In 2006, Tyson suffered irreversible scarring to his vocal cords, resulting in what he calls his “new voice.” While his old tones and low-range delivery are now gone, in 2008 he released Yellowhead to Yellowstone and Other Love Stories. This led to his being nominated for Best Solo Artist of the Year at the 2009 Canadian Folk Music Awards. Along the way, he wrote a best-selling memoir and still maintains two careers, as a touring musician and cattle rancher.
Now it’s 2012, and Raven Singer presents a Tyson apparently very comfortable with his “new voice,” as if that’s exactly the gravely, hoarse, world-wise instrument he should be using at age 78. The title is more than appropriate, as Tyson’s Nakoda First Nation name—“Ka-ree-a-hiatha”—translates to “Raven that Sings.” All the new songs seem to come from a figure who’d deserve such a title.

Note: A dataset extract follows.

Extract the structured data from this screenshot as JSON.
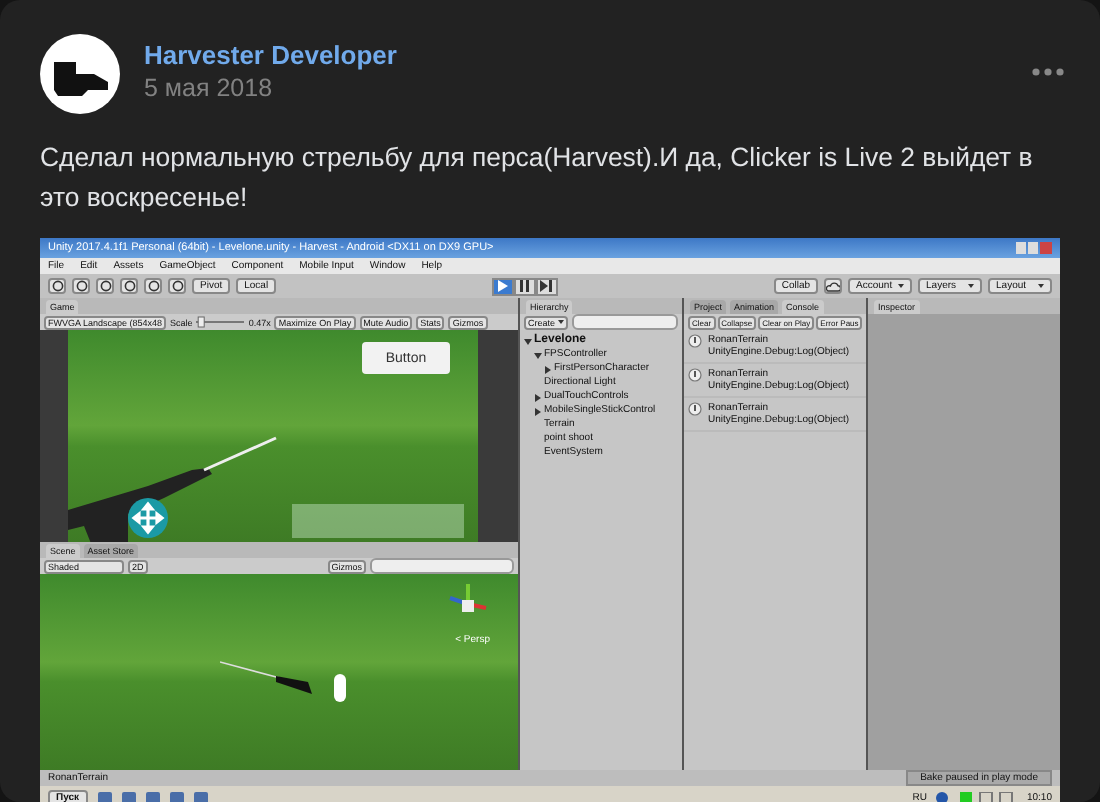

This “Raven Singer” sounds like he remembers the times and places where cowboys still rode and coyotes howled in the distance. After all, this is a singer who learned the guitar after recuperating from a rodeo fall. The new 12 songs were composed in a 100-year-old stone building a mile down the gravel road from his ranch house. Ian Tyson is walking, talking, singing Old West history.
If there’s a dominant theme in his new album, it’s infectious front-porch nostalgia sketched on a wide range of international canvases. Tyson’s stories are carried in catchy melodies and masculine acoustic guitar leads, as in the opener, “Charles Goodnight’s Grave.” We go south of the border in “Back To Baja,” and”Rio Colorado” is an upbeat wild ride in the “canyon of dreams.” Appropriately, Middle Eastern tunings and percussion are used for the Moroccan-set “Under African Skies.”
Every other songwriter has stories about bad girls and mean-hearted men, but Tyson knows some good people. For example, bagpipes provide the instrumental solo in “Blueberry Susan,” a story song remembering good musical friends and a good woman who knew how to play guitar and “who’ll stand beside you.” Likewise, the “Saddle Bronc Girl” is a warrior woman who rides in the rodeo. Her counterpart is another riding woman, but she mysteriously disappears in “Winterkill.” Despite any character flaws in these folks, clearly Tyson either likes or sympathizes with all these characters.
Raven Singer is yet another warm reminder that Americana isn’t the sole property of U.S. musicians. It’s also a reminder the roots of “roots music” are rural vistas populated by independent survivors with a lot of fondness for their experiences. With luck, that “new voice” has more such stories to share. I’d like to be one of his friends too.